Social Conservatives Launch New Effort in Florida
Ralph Reed, the lobbyist and former Christian Coalition leader is joining with Florida social conservatives to launch a new political committee aimed at igniting the Republican right and pouring thousands of dollars into state campaigns next year.
Reed’s newly formed Faith and Freedom Coalition formally reached agreement with the state’s Christian Coalition to open its newest state affiliate here, where activists say social conservatives are languishing.
Reed, who was tarred by his role in the Jack Abramoff lobbyist scandal, reemerged in June with a nationwide effort to register more conservative voters – particularly blacks, Hispanics and women -- and push them to the polls.
Florida is the largest of a half-dozen states where the Faith and Freedom Coalition now has chapters, which some have dubbed a 2.0 version of the Christian Coalition, intended to draw younger, Internet-savvy social conservatives.
“Our goal within Florida is to open a chapter in every county and mobilize social conservatives,” said Jack St. Martin, chief operating officer of Reed’s coalition. “We plan to make a difference in many elections in Florida.”
The organization plans to be involved in state legislative races along with statewide campaigns in Florida next year, including the competitive U.S. Senate Republican primary between Gov. Charlie Crist and former House Speaker Marco Rubio, St. Martin said.
Along with grassroots organizing, the Faith and Freedom Coalition is forming a federal political action committee to pour cash into campaigns across the nation, including Florida.
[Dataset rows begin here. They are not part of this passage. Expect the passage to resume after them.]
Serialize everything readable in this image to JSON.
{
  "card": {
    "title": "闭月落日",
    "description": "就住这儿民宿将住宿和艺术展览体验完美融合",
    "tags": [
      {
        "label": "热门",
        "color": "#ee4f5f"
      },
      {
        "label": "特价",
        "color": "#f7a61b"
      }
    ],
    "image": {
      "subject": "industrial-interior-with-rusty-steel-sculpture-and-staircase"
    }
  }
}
Bill Stephens, executive director of the state’s Christian Coalition, is joining the Florida affiliate as its leader.
“We think there are a lot of social conservatives who have stayed at home in Florida the past two election cycles because they didn’t like what they heard or saw from the candidates,” Stephens said. “We hope to change that next year.”
The new organization was created last weekend at the Florida Christian Coalition’s 20th anniversary “God and Country” celebration in Orlando. Speaking at the event was Richard Land, president of the Southern Baptist Ethics and Religious Liberty Commission, who condemned President Obama’s health care initiative as “something like what the Nazis’ did.”
“It was a pretty red meat speech,” conceded former Rep. Dennis Baxley, an Ocala Republican who stepped down in June as executive director of the state’s Christian Coalition, and is now helping Rubio’s Senate campaign.
Organizers contend that Florida voters who call themselves social conservatives showed little interest in the 2006 or 2008 campaigns.
Three years ago, Republican Tom Gallagher moved abruptly to the political right in running for governor as an anti-abortion candidate supporting school prayer, private-school vouchers and streamlined government.
But after a three-decade political career as a Republican moderate, Gallagher failed to draw significant support from social conservatives and was soundly defeated by Gov. Charlie Crist in the GOP primary, even though Crist acknowledged a “live-and-let-live” approach on the benchmark same-sex marriage issue.
Now challenged by Rubio, Crist has been moving toward the political right lately. But Stephens said Crist has long benefited from the perception by many activists that he is already a social conservative.
“I think he’s a very good politician,” Stephens said. “On some days, he’s very good on our issues. On other days, he’s with someone else on our issues.”
Social conservatives also were overwhelmed in last year’s presidential contest in Florida and nationwide, with Republican nominee John McCain having long distanced himself from the party’s right.
Reed was hired by former Republican presidential contender Pat Robertson as the Christian Coalition’s first executive director two decades ago. Reed later formed Century Strategies, a political consulting and public relations firm based in Atlanta, became Georgia Republican Party chairman and ran unsuccessfully for lieutenant governor there in 2006.
Reed’s ties to Abramoff, the now-imprisoned lobbyist, stemmed from receiving millions of dollars in payments for running religious-based opposition in Alabama and elsewhere to the opening of new Indian casinos – money that came from a rival tribe already in the casino business.
St. Martin, who ran Orlando Republican lawyer Will McBride’s 2006 Senate Republican primary campaign against Katherine Harris, said Reed’s business interests are unrelated to the new coalition, which he’s serving as voluntary chairman.
“There’s a real firewall between Century Strategies and what’s happening with the coalition,” St. Martin said.